Open the window
This is a simple gesture, immediately after someone dies. Many faith traditions believe that opening a window allows the person’s soul to leave the room. I think we all recognize on some level that souls, if they do exist, probably don’t need us to facilitate movement. But it feels poignant to recognize something sacred has just occurred. Opening the window, even a crack, is a real, physical action that also tells our subconscious to begin the process of letting go.
Planning the ceremony
If you’re going to hold a celebration of life, a funeral or a memorial service – now is the time to bring those plans to fruition. Hopefully, a caring and competent funeral director will handle the basics. If your recently departed loved one had pre-need arrangements somewhere, all the better. But begin to think about what you and other family members need to arrange. This might include deciding who will be the ones to speak and in what order. You’ll also decide what music to play either before or after the service. This is also the time to plan any post-funeral meal.
Indulge in favorite foods or drinks
Perhaps your loved one had a favorite type of food.. What did they enjoy cooking or eating? Maybe they loved to celebrate good times with a tall glass of rye and ginger. Set aside one of these evenings before the ceremony to either make or eat and drink these favorites.
Many funeral directors or memorial service providers will encourage you to bring photographs to the ceremony. You might also want to have photographs to display during shiva, wakes, or other gatherings to be held in honor of the deceased. Now is a good time to gather and look through old photo albums or online collections.
This can be bittersweet.
Play some of their favorite music in the background and allow yourself to laugh – and cry – while you remember wonderful times with this person.

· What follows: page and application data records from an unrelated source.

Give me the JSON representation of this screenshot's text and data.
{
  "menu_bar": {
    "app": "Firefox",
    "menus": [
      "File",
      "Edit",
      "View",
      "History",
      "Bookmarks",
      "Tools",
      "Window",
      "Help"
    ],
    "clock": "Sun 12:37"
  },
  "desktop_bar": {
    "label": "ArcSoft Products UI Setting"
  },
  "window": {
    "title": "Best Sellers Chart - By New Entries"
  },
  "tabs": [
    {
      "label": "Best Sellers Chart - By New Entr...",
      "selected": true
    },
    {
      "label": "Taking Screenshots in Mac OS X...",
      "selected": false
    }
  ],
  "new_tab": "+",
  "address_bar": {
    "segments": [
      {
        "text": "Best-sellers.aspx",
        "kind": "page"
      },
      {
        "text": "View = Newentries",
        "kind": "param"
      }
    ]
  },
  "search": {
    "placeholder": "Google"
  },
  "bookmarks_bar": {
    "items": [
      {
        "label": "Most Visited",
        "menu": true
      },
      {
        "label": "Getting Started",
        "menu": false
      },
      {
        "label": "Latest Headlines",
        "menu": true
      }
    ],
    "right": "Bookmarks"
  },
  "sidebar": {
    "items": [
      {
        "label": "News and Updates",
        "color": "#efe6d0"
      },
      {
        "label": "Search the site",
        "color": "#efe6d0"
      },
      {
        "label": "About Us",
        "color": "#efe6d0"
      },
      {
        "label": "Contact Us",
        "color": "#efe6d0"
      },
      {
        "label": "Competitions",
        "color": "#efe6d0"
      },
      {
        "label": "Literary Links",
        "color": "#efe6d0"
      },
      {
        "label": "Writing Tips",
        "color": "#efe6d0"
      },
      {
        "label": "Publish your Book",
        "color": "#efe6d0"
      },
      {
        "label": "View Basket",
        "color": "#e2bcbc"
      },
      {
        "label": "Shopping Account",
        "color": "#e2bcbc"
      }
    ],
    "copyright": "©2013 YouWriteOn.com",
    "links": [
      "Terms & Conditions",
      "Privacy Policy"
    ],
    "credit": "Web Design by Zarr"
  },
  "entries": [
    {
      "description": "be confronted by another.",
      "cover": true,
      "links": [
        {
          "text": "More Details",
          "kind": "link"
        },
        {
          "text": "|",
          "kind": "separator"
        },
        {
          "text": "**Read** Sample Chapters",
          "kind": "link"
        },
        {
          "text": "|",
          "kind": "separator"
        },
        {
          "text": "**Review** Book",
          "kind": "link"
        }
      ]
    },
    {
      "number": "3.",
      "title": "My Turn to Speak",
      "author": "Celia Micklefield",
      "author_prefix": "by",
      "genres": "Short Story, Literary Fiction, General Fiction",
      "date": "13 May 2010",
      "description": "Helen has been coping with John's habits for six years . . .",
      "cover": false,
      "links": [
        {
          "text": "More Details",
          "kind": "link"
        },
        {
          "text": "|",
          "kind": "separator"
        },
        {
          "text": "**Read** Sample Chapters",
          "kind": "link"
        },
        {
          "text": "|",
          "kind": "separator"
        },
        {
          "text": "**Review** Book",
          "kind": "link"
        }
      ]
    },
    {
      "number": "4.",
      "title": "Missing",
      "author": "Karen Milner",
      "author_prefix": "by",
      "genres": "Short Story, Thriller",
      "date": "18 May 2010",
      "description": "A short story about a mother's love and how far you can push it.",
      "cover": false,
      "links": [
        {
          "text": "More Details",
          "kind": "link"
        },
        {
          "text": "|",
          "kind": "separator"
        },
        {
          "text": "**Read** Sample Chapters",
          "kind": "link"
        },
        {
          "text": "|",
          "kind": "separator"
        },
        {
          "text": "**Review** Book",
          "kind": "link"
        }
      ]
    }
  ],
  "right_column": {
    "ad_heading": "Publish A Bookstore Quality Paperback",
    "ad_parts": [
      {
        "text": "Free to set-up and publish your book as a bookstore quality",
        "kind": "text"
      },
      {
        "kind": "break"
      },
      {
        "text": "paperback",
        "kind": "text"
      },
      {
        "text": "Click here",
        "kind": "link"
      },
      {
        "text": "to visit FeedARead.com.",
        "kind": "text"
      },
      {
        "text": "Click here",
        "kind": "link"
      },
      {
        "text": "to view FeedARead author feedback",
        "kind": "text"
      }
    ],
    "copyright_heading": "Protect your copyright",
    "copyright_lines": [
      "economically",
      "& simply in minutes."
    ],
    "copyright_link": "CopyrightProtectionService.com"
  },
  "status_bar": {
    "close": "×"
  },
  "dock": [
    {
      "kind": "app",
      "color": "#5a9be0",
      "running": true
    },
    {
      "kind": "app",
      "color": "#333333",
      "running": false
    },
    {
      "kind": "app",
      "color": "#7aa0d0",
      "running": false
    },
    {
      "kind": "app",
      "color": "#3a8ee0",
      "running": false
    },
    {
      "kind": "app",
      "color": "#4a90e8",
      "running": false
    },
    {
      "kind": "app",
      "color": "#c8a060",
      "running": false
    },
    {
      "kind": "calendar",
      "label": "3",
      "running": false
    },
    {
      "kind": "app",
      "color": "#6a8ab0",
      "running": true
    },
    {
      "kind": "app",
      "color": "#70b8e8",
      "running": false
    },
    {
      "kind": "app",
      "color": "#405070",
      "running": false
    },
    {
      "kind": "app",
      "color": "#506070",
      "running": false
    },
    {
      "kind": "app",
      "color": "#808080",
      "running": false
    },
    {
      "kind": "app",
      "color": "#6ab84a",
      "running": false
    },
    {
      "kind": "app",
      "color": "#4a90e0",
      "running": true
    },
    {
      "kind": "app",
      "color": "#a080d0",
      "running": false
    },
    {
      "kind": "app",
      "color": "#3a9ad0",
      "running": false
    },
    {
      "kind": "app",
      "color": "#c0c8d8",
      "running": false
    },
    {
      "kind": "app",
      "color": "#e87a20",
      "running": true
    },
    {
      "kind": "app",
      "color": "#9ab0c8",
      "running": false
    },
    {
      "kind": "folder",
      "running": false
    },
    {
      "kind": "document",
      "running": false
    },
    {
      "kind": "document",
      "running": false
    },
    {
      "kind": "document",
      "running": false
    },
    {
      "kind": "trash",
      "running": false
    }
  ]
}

Some families put pictures on large white posterboards. Another idea might be to take beautiful frames from around your home and temporarily replace the pictures inside with photos of the deceased to take to the ceremony.
Either way, go with less not more.
A good rule of thumb is to keep the number of photos between 10-20 so that people don’t get overwhelmed and can really get a sense of this person based on the memories you all shared.
Watch old home movies
Grief rituals between death and funeral can include watching home movies together. Any videos or clips that feature the deceased will do.
Similar to gathering pictures, this can bring on laughter and tears – often at the same time.
If you are related to an editing whiz, this can also be a great opportunity to string together a reel of greatest moments starring your loved one. Then, during the ceremony or meal afterward, play this video of clips on a loop in the background.
Go to a favorite place
Did your loved one have a favorite place they liked nearby? This could be a restaurant, park, trail, beach or other local area. This is a great time to take some family members and visit together. Talk about your cherished memories with this person, favorite vacations or life cycle events, and ways you will carry their memory forward.
Volunteer for their cause
Sometimes, when we are feeling overwhelmed with grief, it helps to lose ourselves in service to others. If you have some extra time, one of the more meaningful grief rituals between death and funeral can be volunteering for an organization that meant a lot to your loved one. Even if only for an hour or so, it might make you feel better helping a cause near and dear to the heart of someone you just lost.